Leagas Delaney has taken on its third tenure of the Nationwide
above-the-line advertising account by winning the task to develop a
brand-building television campaign for the building society.
The agency won in a pitch against Leo Burnett, Banks Hoggins O'Shea/FCB
and the Nationwide's in-house ad department, which produced the latest
TV work for the organisation showing a family living in a three-storey
Leagas Delaney will work on a new TV campaign due to air in spring
The brief doesn't cover print or poster work; this will continue to be
handled in-house and by WWAV Rapp Collins and Ping. However, Leagas
Delaney is expected to attempt to work in these areas.
The marketing director for Nationwide, Steve Clode, said: "Leagas
Delaney has demonstrated the clearest understanding of the brand's
intentions as well as its heritage. Creative submissions from the four
agencies were put into research and the results gave a ringing
endorsement of our decision."
Tim Delaney, the executive creative director at Leagas Delaney, said:
"Nationwide has left no stone unturned in improving and modernising its
offering. Now it deserves great advertising."
The tie-up is the third between agency and client in the past ten
It first won the account in 1991 from D'Arcy Masius Benton & Bowles and
created the stop-frame TV "Don from Doncaster" ads. The account moved to
GGT in 1994 and then back to Leagas in 1997 as Nationwide backtracked on
an earlier decision to do without a full-service agency. The
relationship only lasted a year, before Bartle Bogle Hegarty took up the
baton until July 2000.
Mike Lazenby, the former Nationwide marketing director, had pulled the
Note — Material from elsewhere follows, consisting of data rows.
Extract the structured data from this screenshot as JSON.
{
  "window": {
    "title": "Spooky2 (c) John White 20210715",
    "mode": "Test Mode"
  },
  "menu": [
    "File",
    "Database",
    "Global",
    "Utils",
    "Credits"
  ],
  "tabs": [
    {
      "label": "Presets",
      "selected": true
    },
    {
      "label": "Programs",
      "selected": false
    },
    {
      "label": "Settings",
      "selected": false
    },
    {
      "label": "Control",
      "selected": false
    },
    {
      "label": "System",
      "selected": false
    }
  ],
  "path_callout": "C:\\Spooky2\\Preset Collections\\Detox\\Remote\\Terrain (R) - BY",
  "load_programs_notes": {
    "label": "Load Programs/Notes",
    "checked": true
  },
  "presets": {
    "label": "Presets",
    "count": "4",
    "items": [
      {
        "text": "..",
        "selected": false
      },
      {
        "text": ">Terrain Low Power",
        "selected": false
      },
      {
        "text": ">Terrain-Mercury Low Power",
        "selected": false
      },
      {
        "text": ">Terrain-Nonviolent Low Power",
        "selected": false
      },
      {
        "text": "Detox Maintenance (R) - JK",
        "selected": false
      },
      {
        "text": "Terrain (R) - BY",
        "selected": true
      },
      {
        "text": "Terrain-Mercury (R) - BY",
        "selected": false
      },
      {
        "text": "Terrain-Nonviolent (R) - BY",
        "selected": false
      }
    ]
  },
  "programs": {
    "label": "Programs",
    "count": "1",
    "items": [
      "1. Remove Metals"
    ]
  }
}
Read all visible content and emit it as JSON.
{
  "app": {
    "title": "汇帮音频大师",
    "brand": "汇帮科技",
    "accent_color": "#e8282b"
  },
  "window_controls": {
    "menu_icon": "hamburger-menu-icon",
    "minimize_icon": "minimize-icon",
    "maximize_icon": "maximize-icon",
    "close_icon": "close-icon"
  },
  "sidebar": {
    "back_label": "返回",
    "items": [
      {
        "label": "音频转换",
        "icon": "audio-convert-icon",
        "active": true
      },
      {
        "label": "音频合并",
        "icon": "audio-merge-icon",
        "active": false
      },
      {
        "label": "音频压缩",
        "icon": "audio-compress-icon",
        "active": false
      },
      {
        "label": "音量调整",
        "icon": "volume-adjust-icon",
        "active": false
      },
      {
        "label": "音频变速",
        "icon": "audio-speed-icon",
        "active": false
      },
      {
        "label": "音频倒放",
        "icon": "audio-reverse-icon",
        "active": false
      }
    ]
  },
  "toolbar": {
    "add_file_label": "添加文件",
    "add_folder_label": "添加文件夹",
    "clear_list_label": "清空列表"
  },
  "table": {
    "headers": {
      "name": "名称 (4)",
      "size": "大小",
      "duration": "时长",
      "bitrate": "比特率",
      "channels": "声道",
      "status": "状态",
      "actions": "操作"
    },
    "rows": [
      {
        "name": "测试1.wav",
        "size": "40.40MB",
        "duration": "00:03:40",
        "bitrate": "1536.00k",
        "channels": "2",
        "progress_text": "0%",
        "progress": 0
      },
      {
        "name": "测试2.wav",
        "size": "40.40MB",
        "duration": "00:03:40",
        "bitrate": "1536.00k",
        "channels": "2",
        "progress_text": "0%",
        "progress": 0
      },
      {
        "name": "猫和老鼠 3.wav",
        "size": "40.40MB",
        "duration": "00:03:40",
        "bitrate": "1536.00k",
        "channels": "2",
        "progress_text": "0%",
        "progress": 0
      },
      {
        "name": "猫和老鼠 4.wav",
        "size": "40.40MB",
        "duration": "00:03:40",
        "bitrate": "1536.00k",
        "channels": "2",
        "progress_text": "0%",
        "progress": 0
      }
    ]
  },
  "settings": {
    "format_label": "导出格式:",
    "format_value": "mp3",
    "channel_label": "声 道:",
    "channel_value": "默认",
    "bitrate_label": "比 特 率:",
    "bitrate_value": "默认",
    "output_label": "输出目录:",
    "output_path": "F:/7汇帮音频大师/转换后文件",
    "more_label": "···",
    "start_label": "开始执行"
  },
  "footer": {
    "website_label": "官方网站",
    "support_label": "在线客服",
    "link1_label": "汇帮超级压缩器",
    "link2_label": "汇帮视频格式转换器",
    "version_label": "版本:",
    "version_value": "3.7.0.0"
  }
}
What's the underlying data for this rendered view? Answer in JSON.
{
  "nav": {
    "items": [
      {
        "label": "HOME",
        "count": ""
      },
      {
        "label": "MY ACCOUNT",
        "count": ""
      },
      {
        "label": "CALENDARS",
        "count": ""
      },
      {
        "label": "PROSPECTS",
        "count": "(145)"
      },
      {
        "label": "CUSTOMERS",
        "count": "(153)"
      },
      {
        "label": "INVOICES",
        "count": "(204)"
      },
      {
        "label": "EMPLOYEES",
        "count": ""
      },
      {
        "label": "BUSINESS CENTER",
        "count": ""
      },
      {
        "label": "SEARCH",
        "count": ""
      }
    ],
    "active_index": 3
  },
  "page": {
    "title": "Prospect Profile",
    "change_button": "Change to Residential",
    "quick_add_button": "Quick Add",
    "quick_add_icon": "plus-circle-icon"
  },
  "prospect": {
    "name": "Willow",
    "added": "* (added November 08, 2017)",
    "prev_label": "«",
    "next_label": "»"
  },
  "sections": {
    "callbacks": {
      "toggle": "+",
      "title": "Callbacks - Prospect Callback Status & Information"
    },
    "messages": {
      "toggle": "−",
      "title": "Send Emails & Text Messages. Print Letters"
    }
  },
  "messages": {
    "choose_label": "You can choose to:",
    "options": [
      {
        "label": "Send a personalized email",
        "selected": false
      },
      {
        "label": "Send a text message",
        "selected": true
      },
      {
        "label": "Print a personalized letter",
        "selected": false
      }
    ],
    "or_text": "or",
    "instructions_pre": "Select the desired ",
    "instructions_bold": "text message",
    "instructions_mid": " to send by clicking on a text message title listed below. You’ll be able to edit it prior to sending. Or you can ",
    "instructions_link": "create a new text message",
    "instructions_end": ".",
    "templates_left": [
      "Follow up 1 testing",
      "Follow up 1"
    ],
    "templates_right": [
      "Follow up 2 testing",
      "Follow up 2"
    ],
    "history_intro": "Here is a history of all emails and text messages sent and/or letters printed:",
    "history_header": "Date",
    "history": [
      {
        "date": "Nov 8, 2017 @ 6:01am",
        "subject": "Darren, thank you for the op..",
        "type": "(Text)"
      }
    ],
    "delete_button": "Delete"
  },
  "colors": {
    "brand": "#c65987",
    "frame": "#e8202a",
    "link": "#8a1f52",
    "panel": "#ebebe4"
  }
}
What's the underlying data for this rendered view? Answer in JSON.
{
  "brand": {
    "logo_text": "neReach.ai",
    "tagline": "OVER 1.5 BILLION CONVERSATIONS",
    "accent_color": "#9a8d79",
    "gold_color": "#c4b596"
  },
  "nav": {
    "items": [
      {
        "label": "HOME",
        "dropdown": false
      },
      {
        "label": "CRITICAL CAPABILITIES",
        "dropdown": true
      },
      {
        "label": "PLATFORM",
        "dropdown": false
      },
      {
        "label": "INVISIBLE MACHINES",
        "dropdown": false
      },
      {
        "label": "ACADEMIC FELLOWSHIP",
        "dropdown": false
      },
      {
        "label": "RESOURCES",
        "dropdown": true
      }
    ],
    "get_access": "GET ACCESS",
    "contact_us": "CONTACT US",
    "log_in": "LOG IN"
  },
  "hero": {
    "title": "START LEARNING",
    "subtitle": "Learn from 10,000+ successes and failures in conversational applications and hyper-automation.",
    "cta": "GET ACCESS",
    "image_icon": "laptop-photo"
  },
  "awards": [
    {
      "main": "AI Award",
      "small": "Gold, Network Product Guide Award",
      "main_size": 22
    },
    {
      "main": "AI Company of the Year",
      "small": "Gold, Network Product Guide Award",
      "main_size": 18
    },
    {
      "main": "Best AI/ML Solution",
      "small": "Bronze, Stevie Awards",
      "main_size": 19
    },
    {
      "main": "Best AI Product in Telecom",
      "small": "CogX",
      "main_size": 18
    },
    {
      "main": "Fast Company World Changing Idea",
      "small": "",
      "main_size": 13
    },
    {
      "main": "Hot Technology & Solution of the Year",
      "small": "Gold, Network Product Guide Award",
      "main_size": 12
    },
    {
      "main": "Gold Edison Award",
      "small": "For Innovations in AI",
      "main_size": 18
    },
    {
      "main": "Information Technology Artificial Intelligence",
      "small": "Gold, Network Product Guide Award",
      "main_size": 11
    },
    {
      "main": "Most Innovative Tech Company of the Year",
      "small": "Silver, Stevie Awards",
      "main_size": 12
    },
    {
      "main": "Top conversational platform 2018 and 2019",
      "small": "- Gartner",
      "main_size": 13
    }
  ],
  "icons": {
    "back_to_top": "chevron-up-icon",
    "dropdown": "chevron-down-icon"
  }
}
ad budget in 1999, ploughing the cash into football sponsorship. He left
at the end of 1999, to be replaced by Clode, who decided to bring back
advertising, handled in-house.
The "Don from Doncaster" spots were revived in 1998 during Leagas
Delaney's second stint on the account. BBH's spots showed people being
massaged to show the peace of mind offered by Nationwide, but were
criticised for being too bland.